- Akane is an odd case. She is Junpei's love interest and the main heroine, in almost every meaning of the terms, but she also happens to be the main antagonist (a well-intentioned one). At the same time, she also share the protagonist and point-of-view character role with Junpei. Yeah, its that kind of game.
- In Baten Kaitos:
- Xelha falls in love with Kalas very badly, but he has other priorities, like avenging his grandfather and brother and helping the Big Bad unleash a Sealed Evil in a Can. They get together in the end.
- In the prequel, Milly drops from the sky to aid Sagi and Guillo, and unconditionally helps their quest while spying on the party's activities for one Big Bad, who's also her dad. She has a big crush on Sagi through, and eventually they elope together.
- Grand Theft Auto IV has this in the form of "Michelle", Niko's first potential girlfirend, who actually works for an shadowy government agency. Played with, as she's terrible at getting information from Niko, and it's clear that she regrets lying to him.
- Teen Titans: In addition to being a Sixth Ranger Traitor, the series's version of Terra was this to Beast Boy. It was implied that (unlike the original Terra), she did like Beast Boy back, trying to save him from the rest of the Titans' fate, but not enough to choose him over Slade. She ultimately rebelled against Slade when Beast Boy confronted her upon her deeds, and then performed a Heroic Sacrifice to save the whole city as well as the Titans themselves.
- This trope was revisited in the next season when Raven falls for a handsome magician trapped in a book—who turns out to actually be an evil dragon that tried to use her as the key to return to the world, and whom Raven must re-seal and defeat. Notably, Beast Boy is the one who consoles her afterwards.

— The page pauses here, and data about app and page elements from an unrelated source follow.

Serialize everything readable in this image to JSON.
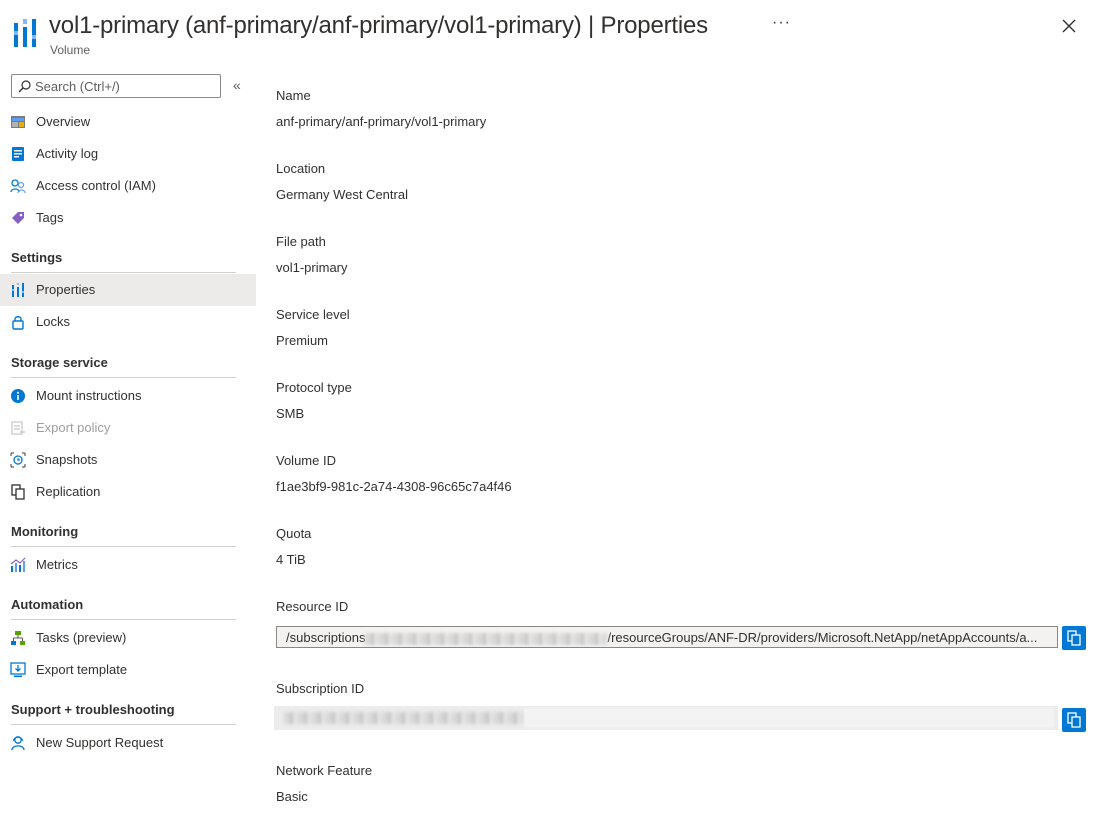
{
  "header": {
    "title_main": "vol1-primary (anf-primary/anf-primary/vol1-primary)",
    "title_separator": "|",
    "title_section": "Properties",
    "subtitle": "Volume",
    "more_label": "···"
  },
  "search": {
    "placeholder": "Search (Ctrl+/)",
    "collapse_glyph": "«"
  },
  "nav": {
    "overview": "Overview",
    "activity_log": "Activity log",
    "access_control": "Access control (IAM)",
    "tags": "Tags",
    "settings_header": "Settings",
    "properties": "Properties",
    "locks": "Locks",
    "storage_header": "Storage service",
    "mount_instructions": "Mount instructions",
    "export_policy": "Export policy",
    "snapshots": "Snapshots",
    "replication": "Replication",
    "monitoring_header": "Monitoring",
    "metrics": "Metrics",
    "automation_header": "Automation",
    "tasks_preview": "Tasks (preview)",
    "export_template": "Export template",
    "support_header": "Support + troubleshooting",
    "new_support_request": "New Support Request"
  },
  "properties": {
    "name_label": "Name",
    "name_value": "anf-primary/anf-primary/vol1-primary",
    "location_label": "Location",
    "location_value": "Germany West Central",
    "file_path_label": "File path",
    "file_path_value": "vol1-primary",
    "service_level_label": "Service level",
    "service_level_value": "Premium",
    "protocol_label": "Protocol type",
    "protocol_value": "SMB",
    "volume_id_label": "Volume ID",
    "volume_id_value": "f1ae3bf9-981c-2a74-4308-96c65c7a4f46",
    "quota_label": "Quota",
    "quota_value": "4 TiB",
    "resource_id_label": "Resource ID",
    "resource_id_prefix": "/subscriptions",
    "resource_id_suffix": "/resourceGroups/ANF-DR/providers/Microsoft.NetApp/netAppAccounts/a...",
    "subscription_id_label": "Subscription ID",
    "network_feature_label": "Network Feature",
    "network_feature_value": "Basic"
  },
  "colors": {
    "accent": "#0078d4",
    "selected_bg": "#edebe9"
  }
}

- In the Superman: The Animated Series episode "Superman's Pal", Jimmy discovers that his new girlfriend, Tina, is working with Metallo and only wants him as bait for Superman. The last we see of her is him locking her in a closet before going off to help the superhero.